→ **DIRECTIONS FOR THIS TASK**: Line by line, the data below should be set down unchanged, with images excluded.

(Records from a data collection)
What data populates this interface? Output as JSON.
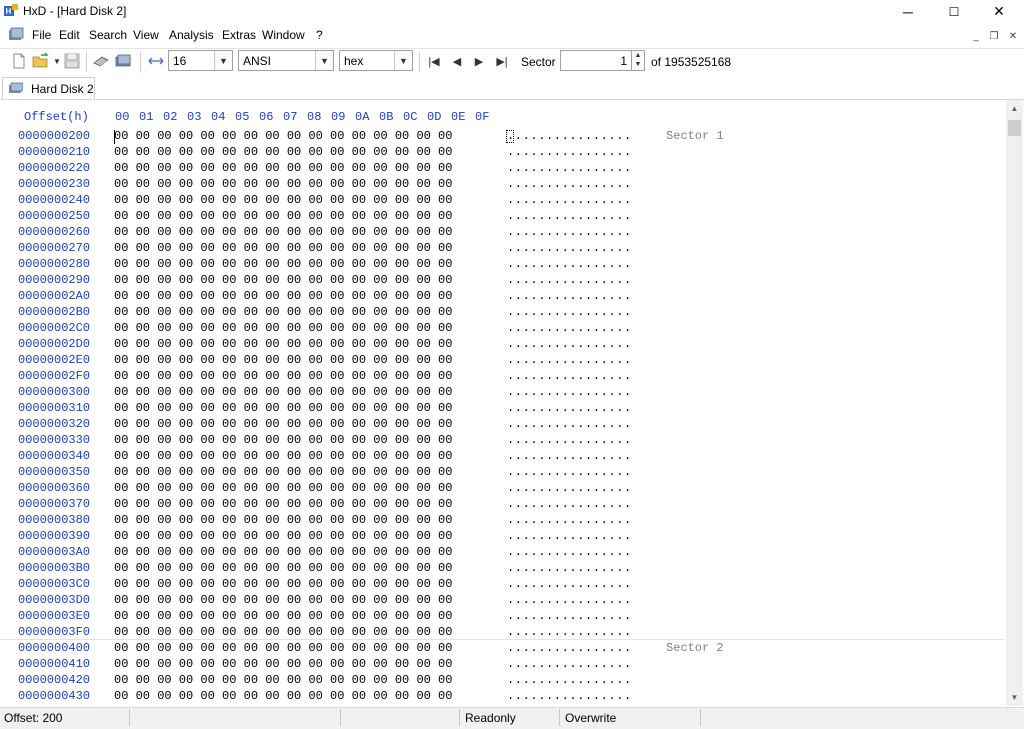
{
  "window": {
    "title": "HxD - [Hard Disk 2]",
    "controls": {
      "minimize": "─",
      "maximize": "☐",
      "close": "✕"
    }
  },
  "menu": {
    "items": [
      "File",
      "Edit",
      "Search",
      "View",
      "Analysis",
      "Extras",
      "Window",
      "?"
    ],
    "mdi": {
      "minimize": "_",
      "restore": "❐",
      "close": "✕"
    }
  },
  "toolbar": {
    "bytes_per_row": "16",
    "charset": "ANSI",
    "offset_base": "hex",
    "sector_label": "Sector",
    "sector_value": "1",
    "sector_total_label": "of 1953525168"
  },
  "tab": {
    "label": "Hard Disk 2"
  },
  "editor": {
    "header_offset": "Offset(h)",
    "header_columns": [
      "00",
      "01",
      "02",
      "03",
      "04",
      "05",
      "06",
      "07",
      "08",
      "09",
      "0A",
      "0B",
      "0C",
      "0D",
      "0E",
      "0F"
    ],
    "row_bytes": "00 00 00 00 00 00 00 00 00 00 00 00 00 00 00 00",
    "row_text": "................",
    "rows": [
      {
        "offset": "0000000200",
        "sector": "Sector 1"
      },
      {
        "offset": "0000000210",
        "sector": ""
      },
      {
        "offset": "0000000220",
        "sector": ""
      },
      {
        "offset": "0000000230",
        "sector": ""
      },
      {
        "offset": "0000000240",
        "sector": ""
      },
      {
        "offset": "0000000250",
        "sector": ""
      },
      {
        "offset": "0000000260",
        "sector": ""
      },
      {
        "offset": "0000000270",
        "sector": ""
      },
      {
        "offset": "0000000280",
        "sector": ""
      },
      {
        "offset": "0000000290",
        "sector": ""
      },
      {
        "offset": "00000002A0",
        "sector": ""
      },
      {
        "offset": "00000002B0",
        "sector": ""
      },
      {
        "offset": "00000002C0",
        "sector": ""
      },
      {
        "offset": "00000002D0",
        "sector": ""
      },
      {
        "offset": "00000002E0",
        "sector": ""
      },
      {
        "offset": "00000002F0",
        "sector": ""
      },
      {
        "offset": "0000000300",
        "sector": ""
      },
      {
        "offset": "0000000310",
        "sector": ""
      },
      {
        "offset": "0000000320",
        "sector": ""
      },
      {
        "offset": "0000000330",
        "sector": ""
      },
      {
        "offset": "0000000340",
        "sector": ""
      },
      {
        "offset": "0000000350",
        "sector": ""
      },
      {
        "offset": "0000000360",
        "sector": ""
      },
      {
        "offset": "0000000370",
        "sector": ""
      },
      {
        "offset": "0000000380",
        "sector": ""
      },
      {
        "offset": "0000000390",
        "sector": ""
      },
      {
        "offset": "00000003A0",
        "sector": ""
      },
      {
        "offset": "00000003B0",
        "sector": ""
      },
      {
        "offset": "00000003C0",
        "sector": ""
      },
      {
        "offset": "00000003D0",
        "sector": ""
      },
      {
        "offset": "00000003E0",
        "sector": ""
      },
      {
        "offset": "00000003F0",
        "sector": ""
      },
      {
        "offset": "0000000400",
        "sector": "Sector 2"
      },
      {
        "offset": "0000000410",
        "sector": ""
      },
      {
        "offset": "0000000420",
        "sector": ""
      },
      {
        "offset": "0000000430",
        "sector": ""
      }
    ]
  },
  "status": {
    "offset": "Offset: 200",
    "mode": "Readonly",
    "input_mode": "Overwrite"
  },
  "icons": {
    "app": "hxd-app-icon",
    "new": "new-file-icon",
    "open": "open-folder-icon",
    "save": "save-icon",
    "open_disk": "open-disk-icon",
    "open_ram": "open-ram-icon",
    "bytes_per_row": "bytes-per-row-icon"
  }
}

→ **TASK RESULT**:
What data populates this interface? Output as JSON.
{
  "window": {
    "title": "HxD - [Hard Disk 2]",
    "controls": {
      "minimize": "─",
      "maximize": "☐",
      "close": "✕"
    }
  },
  "menu": {
    "items": [
      "File",
      "Edit",
      "Search",
      "View",
      "Analysis",
      "Extras",
      "Window",
      "?"
    ],
    "mdi": {
      "minimize": "_",
      "restore": "❐",
      "close": "✕"
    }
  },
  "toolbar": {
    "bytes_per_row": "16",
    "charset": "ANSI",
    "offset_base": "hex",
    "sector_label": "Sector",
    "sector_value": "1",
    "sector_total_label": "of 1953525168"
  },
  "tab": {
    "label": "Hard Disk 2"
  },
  "editor": {
    "header_offset": "Offset(h)",
    "header_columns": [
      "00",
      "01",
      "02",
      "03",
      "04",
      "05",
      "06",
      "07",
      "08",
      "09",
      "0A",
      "0B",
      "0C",
      "0D",
      "0E",
      "0F"
    ],
    "row_bytes": "00 00 00 00 00 00 00 00 00 00 00 00 00 00 00 00",
    "row_text": "................",
    "rows": [
      {
        "offset": "0000000200",
        "sector": "Sector 1"
      },
      {
        "offset": "0000000210",
        "sector": ""
      },
      {
        "offset": "0000000220",
        "sector": ""
      },
      {
        "offset": "0000000230",
        "sector": ""
      },
      {
        "offset": "0000000240",
        "sector": ""
      },
      {
        "offset": "0000000250",
        "sector": ""
      },
      {
        "offset": "0000000260",
        "sector": ""
      },
      {
        "offset": "0000000270",
        "sector": ""
      },
      {
        "offset": "0000000280",
        "sector": ""
      },
      {
        "offset": "0000000290",
        "sector": ""
      },
      {
        "offset": "00000002A0",
        "sector": ""
      },
      {
        "offset": "00000002B0",
        "sector": ""
      },
      {
        "offset": "00000002C0",
        "sector": ""
      },
      {
        "offset": "00000002D0",
        "sector": ""
      },
      {
        "offset": "00000002E0",
        "sector": ""
      },
      {
        "offset": "00000002F0",
        "sector": ""
      },
      {
        "offset": "0000000300",
        "sector": ""
      },
      {
        "offset": "0000000310",
        "sector": ""
      },
      {
        "offset": "0000000320",
        "sector": ""
      },
      {
        "offset": "0000000330",
        "sector": ""
      },
      {
        "offset": "0000000340",
        "sector": ""
      },
      {
        "offset": "0000000350",
        "sector": ""
      },
      {
        "offset": "0000000360",
        "sector": ""
      },
      {
        "offset": "0000000370",
        "sector": ""
      },
      {
        "offset": "0000000380",
        "sector": ""
      },
      {
        "offset": "0000000390",
        "sector": ""
      },
      {
        "offset": "00000003A0",
        "sector": ""
      },
      {
        "offset": "00000003B0",
        "sector": ""
      },
      {
        "offset": "00000003C0",
        "sector": ""
      },
      {
        "offset": "00000003D0",
        "sector": ""
      },
      {
        "offset": "00000003E0",
        "sector": ""
      },
      {
        "offset": "00000003F0",
        "sector": ""
      },
      {
        "offset": "0000000400",
        "sector": "Sector 2"
      },
      {
        "offset": "0000000410",
        "sector": ""
      },
      {
        "offset": "0000000420",
        "sector": ""
      },
      {
        "offset": "0000000430",
        "sector": ""
      }
    ]
  },
  "status": {
    "offset": "Offset: 200",
    "mode": "Readonly",
    "input_mode": "Overwrite"
  },
  "icons": {
    "app": "hxd-app-icon",
    "new": "new-file-icon",
    "open": "open-folder-icon",
    "save": "save-icon",
    "open_disk": "open-disk-icon",
    "open_ram": "open-ram-icon",
    "bytes_per_row": "bytes-per-row-icon"
  }
}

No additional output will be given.